ASU Digital Culture Gallery

2013.10.21 / Gaia


From tales of old we've come to know Gaia as the progenitor, the creator of gods and inspirer/torturer of man. She is the unmoved mover; the mother of what we know and hold to be true. Gaia, by Nicole Williams and Sylvie Blum is an interactive experience designed to explore Mother Earth's presence within an engineered world. Incorporating pressure sensitive surfaces, photography, animation and sculpted texturized plastics, Gaia blurs distinctions between the physical and the digital. Force sensitive sensors are embedded into hand sculpted frames that outline animations projected atop gallery walls. Visitors are invited to grasp these 'frames,' pressing and squeezing the forms and controlling the animations.

Gaia is a part in a series of works that act as catalysts for a material-based parergon. The parergon is best described in Derridian semiotics as the experiential conflict between a frame and a work of art. When we look at a painting we take the frame to be part of the wall, yet when we look at the wall the frame is taken to be part of the painting. The paragon is a phenomenon that explores the relationship between the interior and the exterior and Gaia offers an interpretation of the parergon resulting from the inclusion of graspable and intelligent materials atypical to the technological design space.

Nicole Williams is a PhD student in Media Arts + Sciences at ASU in the department of Arts Media + Engineering. She researches the design and development of interactive media systems with a focus upon materiality and tactile feedback. She examines how material substrates can be utilized to communicate, house and display data in its varied forms. Her work is founded upon the matrix of leveraging cutaneous and motor-sensory bio-feedback systems with devices designed to be tactually expressive for use in engineered, or “smart,” environments.

Austrian-born Sylvie Blum started a career in modeling prior taking the helm as a photographer. She grew up in Germany. As a child she knew that she wanted to be an artist. Her interest in art, fashion, architecture, design, pop art, music, movie making and photography became lifelong passions. She lives and works in Los Angeles in her WhiteBox studio. In 2011 her book Naked Beauty was published by teNeues and distributed worldwide. Her show Naked Beauty opened in May 2012 together with iconic photographer Herb Ritts at the Fahey Klein Gallery Los Angeles. Sylvie Blum is represented by Fahey Klein Gallery Los Angeles.
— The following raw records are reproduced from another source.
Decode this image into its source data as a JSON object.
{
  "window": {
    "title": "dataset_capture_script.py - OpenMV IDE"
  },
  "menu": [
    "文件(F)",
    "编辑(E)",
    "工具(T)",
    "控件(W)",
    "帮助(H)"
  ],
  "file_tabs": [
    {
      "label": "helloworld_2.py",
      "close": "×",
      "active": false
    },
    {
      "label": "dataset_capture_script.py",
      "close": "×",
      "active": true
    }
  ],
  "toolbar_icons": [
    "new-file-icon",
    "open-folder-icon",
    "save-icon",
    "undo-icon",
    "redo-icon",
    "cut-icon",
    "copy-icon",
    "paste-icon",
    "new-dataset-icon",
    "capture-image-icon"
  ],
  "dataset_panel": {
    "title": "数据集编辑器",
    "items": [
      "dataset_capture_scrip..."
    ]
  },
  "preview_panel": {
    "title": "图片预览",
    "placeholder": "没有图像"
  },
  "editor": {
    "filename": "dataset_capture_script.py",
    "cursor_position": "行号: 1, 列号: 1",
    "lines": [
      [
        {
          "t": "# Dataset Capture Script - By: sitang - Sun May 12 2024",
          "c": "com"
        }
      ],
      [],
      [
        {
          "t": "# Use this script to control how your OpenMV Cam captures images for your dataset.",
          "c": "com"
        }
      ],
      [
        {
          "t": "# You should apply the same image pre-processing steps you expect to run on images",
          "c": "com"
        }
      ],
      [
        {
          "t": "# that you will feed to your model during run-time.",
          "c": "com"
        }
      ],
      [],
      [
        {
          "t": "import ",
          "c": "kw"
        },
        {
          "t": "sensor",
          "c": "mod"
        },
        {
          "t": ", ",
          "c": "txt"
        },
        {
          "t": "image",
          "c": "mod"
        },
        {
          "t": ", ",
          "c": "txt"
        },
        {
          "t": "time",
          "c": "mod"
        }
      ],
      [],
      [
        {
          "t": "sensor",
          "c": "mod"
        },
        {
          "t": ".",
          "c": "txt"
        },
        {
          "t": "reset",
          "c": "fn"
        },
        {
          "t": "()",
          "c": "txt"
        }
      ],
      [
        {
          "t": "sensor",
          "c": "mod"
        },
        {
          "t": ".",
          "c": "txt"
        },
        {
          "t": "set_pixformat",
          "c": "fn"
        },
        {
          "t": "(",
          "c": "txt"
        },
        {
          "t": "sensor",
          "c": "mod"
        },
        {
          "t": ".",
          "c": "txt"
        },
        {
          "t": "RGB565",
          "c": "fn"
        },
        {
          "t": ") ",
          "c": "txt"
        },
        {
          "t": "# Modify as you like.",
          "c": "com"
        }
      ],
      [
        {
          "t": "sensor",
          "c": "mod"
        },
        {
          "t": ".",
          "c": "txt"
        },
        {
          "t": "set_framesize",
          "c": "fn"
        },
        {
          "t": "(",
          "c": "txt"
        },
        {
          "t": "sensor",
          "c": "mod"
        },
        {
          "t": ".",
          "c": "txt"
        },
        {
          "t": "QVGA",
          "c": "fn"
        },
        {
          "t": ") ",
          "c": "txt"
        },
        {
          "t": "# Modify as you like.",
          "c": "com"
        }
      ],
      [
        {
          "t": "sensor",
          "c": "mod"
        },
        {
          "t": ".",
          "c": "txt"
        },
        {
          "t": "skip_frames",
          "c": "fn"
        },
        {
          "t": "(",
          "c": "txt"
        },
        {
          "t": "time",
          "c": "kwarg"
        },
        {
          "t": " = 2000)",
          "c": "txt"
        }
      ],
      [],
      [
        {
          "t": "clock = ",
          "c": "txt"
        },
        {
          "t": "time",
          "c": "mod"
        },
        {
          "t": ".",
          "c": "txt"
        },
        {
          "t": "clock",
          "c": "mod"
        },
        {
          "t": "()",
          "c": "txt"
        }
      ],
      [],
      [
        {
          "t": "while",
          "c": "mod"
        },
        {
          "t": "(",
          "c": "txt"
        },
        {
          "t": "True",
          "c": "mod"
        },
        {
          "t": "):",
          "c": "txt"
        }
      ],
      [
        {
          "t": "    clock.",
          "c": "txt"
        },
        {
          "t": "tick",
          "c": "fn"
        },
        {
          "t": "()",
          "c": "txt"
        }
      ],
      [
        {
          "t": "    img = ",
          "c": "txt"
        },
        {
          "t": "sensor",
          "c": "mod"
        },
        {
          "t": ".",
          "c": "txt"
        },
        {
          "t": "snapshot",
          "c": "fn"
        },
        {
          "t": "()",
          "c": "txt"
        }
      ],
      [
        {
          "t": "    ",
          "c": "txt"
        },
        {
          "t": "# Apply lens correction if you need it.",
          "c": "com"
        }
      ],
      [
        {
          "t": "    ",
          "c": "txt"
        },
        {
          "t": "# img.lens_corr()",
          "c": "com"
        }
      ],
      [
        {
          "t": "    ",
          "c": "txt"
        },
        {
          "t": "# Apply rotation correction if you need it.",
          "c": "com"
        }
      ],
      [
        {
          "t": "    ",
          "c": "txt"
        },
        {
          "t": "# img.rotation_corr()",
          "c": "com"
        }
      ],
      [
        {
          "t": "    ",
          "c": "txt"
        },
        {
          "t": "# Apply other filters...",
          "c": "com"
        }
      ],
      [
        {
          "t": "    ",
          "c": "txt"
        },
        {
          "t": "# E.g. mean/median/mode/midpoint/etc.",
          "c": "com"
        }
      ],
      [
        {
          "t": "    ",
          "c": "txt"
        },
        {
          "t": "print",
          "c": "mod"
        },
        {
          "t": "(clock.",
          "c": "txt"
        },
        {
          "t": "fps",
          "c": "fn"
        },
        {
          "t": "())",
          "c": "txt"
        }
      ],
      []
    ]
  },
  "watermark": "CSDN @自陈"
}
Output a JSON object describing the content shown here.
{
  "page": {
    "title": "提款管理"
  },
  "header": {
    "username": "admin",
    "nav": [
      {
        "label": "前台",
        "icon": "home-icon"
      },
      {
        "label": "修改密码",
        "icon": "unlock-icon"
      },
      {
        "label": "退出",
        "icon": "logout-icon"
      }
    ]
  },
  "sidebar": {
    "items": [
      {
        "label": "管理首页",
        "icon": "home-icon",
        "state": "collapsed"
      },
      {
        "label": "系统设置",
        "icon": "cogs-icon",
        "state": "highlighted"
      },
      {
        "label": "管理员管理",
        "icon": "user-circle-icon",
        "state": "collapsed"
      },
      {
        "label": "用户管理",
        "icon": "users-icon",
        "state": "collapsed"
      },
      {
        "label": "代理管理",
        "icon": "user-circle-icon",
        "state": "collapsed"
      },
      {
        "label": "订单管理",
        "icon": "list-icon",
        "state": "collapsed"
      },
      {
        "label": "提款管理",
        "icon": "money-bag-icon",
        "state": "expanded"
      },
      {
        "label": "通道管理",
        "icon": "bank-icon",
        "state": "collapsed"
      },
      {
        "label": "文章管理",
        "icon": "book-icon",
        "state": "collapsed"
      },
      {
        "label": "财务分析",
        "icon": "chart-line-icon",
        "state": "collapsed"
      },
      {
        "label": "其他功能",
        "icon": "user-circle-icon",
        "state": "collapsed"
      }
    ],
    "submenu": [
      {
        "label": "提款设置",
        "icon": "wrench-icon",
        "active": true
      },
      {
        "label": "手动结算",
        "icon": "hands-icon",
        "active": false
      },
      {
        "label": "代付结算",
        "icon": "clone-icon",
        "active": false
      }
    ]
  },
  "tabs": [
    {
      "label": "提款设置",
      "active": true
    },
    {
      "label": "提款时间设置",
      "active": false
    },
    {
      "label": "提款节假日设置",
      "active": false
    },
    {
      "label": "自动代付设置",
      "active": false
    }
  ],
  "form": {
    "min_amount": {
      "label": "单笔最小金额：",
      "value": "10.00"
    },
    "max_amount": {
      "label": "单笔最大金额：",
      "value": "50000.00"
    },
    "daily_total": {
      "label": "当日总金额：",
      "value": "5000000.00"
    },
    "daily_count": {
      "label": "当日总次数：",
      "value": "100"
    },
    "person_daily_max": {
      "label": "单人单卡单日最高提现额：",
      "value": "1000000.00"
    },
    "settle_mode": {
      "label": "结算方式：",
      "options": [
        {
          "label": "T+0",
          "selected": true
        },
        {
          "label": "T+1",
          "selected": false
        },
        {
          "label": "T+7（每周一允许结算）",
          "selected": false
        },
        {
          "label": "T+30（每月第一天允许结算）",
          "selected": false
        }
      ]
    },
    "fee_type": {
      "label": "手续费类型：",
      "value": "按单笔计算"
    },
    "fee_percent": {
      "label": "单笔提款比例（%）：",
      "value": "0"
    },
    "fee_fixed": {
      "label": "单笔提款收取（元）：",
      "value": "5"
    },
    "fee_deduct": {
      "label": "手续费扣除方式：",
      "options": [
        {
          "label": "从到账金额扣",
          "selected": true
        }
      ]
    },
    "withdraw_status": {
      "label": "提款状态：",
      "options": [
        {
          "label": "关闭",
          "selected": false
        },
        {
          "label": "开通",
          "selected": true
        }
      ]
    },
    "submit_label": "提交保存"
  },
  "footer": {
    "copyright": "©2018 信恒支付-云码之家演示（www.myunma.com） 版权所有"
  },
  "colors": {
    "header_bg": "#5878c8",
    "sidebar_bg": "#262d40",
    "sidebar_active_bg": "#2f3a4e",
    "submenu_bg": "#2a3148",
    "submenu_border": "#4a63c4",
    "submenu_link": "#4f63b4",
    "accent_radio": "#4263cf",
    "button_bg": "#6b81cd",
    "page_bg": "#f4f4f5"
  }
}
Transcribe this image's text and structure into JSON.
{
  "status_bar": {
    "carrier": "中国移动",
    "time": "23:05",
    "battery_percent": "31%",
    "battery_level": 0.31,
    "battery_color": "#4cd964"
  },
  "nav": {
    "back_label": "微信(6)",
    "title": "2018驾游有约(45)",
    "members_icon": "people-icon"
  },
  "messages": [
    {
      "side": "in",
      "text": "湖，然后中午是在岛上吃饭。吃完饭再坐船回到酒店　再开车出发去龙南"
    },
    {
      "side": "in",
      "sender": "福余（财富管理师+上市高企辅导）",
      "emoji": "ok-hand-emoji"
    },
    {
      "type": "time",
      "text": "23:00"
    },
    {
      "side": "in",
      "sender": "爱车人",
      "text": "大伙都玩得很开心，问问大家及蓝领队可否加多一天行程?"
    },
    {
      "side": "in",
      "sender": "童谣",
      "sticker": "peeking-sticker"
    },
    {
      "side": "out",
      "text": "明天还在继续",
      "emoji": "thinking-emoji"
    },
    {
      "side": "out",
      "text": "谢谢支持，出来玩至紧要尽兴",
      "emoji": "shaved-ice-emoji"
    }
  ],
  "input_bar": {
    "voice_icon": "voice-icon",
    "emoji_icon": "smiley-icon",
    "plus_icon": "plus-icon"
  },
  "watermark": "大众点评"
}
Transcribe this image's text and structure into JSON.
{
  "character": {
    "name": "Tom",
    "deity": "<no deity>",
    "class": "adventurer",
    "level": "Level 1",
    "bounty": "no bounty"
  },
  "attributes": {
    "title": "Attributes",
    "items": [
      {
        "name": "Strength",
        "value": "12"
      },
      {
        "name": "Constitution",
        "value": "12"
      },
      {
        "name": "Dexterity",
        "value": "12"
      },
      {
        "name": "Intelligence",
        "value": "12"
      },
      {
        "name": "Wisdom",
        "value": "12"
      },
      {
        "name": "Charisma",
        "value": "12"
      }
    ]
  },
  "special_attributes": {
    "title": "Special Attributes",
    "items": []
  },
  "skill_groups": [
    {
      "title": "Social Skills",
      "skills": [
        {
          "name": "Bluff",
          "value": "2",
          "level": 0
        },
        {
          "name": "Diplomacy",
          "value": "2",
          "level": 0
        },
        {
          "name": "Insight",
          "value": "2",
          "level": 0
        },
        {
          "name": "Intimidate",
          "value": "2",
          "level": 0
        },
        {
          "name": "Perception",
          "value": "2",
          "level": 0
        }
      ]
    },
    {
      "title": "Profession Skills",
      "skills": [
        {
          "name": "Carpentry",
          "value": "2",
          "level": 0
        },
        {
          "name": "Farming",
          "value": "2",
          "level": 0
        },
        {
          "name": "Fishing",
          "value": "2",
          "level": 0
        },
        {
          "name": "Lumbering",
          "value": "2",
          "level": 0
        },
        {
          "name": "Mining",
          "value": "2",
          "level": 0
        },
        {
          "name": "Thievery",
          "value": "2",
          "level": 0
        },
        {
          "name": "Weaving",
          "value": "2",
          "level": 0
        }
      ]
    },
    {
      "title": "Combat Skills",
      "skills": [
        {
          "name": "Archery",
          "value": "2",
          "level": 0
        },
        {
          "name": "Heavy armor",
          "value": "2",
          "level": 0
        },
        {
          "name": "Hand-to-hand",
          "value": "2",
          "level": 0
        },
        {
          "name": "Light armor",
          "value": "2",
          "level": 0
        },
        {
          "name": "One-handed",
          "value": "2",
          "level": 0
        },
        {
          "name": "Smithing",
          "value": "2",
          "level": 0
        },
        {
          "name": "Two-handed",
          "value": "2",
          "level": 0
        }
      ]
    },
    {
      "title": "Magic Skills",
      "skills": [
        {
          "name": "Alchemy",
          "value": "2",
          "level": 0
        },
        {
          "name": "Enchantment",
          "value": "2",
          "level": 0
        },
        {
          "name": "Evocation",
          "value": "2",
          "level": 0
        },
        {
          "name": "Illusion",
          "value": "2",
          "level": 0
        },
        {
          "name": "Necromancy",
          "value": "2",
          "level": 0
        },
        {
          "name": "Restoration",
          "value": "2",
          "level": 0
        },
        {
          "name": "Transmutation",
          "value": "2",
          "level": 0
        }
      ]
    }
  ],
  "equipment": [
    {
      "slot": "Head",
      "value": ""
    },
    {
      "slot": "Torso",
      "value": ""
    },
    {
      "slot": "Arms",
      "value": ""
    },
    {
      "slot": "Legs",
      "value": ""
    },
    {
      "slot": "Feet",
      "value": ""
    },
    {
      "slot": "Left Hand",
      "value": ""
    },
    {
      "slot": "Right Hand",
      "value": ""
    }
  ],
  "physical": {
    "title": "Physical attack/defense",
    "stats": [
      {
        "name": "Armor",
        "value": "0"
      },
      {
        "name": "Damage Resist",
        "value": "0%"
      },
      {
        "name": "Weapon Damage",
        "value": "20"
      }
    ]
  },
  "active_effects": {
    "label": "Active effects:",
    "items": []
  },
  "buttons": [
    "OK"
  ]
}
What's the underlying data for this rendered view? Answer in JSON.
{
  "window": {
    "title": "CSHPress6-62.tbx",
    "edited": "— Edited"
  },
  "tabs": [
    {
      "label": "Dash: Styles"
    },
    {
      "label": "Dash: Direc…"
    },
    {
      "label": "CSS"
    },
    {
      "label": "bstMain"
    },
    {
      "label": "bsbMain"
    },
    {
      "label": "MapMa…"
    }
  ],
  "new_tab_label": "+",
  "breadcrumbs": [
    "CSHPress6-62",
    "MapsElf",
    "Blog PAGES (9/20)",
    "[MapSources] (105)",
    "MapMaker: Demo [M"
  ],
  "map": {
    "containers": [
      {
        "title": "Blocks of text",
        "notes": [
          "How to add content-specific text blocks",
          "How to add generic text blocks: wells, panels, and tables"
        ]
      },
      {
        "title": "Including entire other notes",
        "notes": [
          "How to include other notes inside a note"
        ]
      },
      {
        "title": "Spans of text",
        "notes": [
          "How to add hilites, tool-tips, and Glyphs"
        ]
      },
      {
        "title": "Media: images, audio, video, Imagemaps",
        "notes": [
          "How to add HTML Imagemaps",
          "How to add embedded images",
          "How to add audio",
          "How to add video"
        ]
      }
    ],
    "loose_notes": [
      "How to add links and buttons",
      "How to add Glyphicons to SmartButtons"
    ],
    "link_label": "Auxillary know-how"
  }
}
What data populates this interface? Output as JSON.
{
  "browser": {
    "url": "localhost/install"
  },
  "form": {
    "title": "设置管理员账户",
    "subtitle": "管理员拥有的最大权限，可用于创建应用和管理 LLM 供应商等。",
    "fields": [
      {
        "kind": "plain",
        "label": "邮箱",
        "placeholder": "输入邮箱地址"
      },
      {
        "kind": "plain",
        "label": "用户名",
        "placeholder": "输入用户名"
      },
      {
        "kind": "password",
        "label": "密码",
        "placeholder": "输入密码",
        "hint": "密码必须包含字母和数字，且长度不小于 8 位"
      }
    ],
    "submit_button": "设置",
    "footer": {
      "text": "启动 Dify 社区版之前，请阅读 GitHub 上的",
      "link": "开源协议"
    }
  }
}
The Digital Culture Gallery is located in the B-Wing of Stauffer Hall, Room #B102, on the ASU Tempe campus.

Gallery days/hours - Monday through Thursday 12pm - 2pm.